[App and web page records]
=-=-=-=-=

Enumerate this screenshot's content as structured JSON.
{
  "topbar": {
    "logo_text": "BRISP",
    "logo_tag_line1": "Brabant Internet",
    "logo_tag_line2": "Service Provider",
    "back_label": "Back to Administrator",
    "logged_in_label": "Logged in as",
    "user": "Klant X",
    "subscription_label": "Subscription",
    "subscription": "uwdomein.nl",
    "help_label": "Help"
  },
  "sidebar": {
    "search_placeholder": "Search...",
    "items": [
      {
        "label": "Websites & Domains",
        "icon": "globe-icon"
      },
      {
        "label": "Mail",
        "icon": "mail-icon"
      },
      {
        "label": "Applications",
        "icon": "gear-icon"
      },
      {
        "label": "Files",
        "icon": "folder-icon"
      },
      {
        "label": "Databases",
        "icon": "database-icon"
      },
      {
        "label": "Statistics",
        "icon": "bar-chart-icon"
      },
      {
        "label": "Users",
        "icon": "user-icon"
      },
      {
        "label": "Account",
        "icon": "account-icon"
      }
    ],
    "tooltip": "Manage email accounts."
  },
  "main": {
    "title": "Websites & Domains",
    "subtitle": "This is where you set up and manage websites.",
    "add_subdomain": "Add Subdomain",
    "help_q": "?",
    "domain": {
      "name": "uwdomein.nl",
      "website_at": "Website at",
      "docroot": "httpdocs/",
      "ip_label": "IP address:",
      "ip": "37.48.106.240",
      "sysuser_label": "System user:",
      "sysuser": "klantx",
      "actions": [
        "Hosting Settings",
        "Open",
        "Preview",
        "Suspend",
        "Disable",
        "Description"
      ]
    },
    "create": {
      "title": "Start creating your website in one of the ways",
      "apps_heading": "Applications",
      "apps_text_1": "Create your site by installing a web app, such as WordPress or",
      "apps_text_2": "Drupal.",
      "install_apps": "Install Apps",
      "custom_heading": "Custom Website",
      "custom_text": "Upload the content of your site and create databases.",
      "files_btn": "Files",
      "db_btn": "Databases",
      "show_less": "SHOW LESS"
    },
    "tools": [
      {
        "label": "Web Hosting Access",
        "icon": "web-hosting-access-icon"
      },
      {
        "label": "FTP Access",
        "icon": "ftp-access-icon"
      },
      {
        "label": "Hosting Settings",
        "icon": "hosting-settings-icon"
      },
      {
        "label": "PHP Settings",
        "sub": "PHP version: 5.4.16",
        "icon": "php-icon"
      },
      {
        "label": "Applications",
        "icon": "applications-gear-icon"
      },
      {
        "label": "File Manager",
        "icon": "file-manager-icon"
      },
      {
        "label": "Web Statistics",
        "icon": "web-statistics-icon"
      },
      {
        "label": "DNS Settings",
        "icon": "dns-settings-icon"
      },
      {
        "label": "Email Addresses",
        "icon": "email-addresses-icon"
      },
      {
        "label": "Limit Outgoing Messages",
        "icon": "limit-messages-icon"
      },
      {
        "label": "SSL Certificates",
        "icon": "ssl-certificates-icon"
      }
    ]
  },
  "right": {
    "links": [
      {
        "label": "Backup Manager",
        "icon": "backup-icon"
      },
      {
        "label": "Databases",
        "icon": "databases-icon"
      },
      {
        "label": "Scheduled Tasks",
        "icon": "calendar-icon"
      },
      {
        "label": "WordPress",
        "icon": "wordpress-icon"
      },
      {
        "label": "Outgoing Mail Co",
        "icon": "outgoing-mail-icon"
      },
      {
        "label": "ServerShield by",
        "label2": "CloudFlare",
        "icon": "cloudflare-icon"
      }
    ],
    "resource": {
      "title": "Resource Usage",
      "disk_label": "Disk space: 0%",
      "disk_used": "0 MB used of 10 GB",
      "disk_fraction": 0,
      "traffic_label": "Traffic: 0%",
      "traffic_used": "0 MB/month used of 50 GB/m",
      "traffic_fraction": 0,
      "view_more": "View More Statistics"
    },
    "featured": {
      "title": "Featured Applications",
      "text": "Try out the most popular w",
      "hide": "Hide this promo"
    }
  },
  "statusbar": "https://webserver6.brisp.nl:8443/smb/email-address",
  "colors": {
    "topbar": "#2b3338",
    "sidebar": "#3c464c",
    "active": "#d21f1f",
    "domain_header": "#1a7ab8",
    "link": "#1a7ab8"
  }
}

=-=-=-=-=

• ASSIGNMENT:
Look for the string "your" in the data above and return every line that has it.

• WRITTEN SOLUTION:
      "title": "Start creating your website in one of the ways",
      "apps_text_1": "Create your site by installing a web app, such as WordPress or",
      "custom_text": "Upload the content of your site and create databases.",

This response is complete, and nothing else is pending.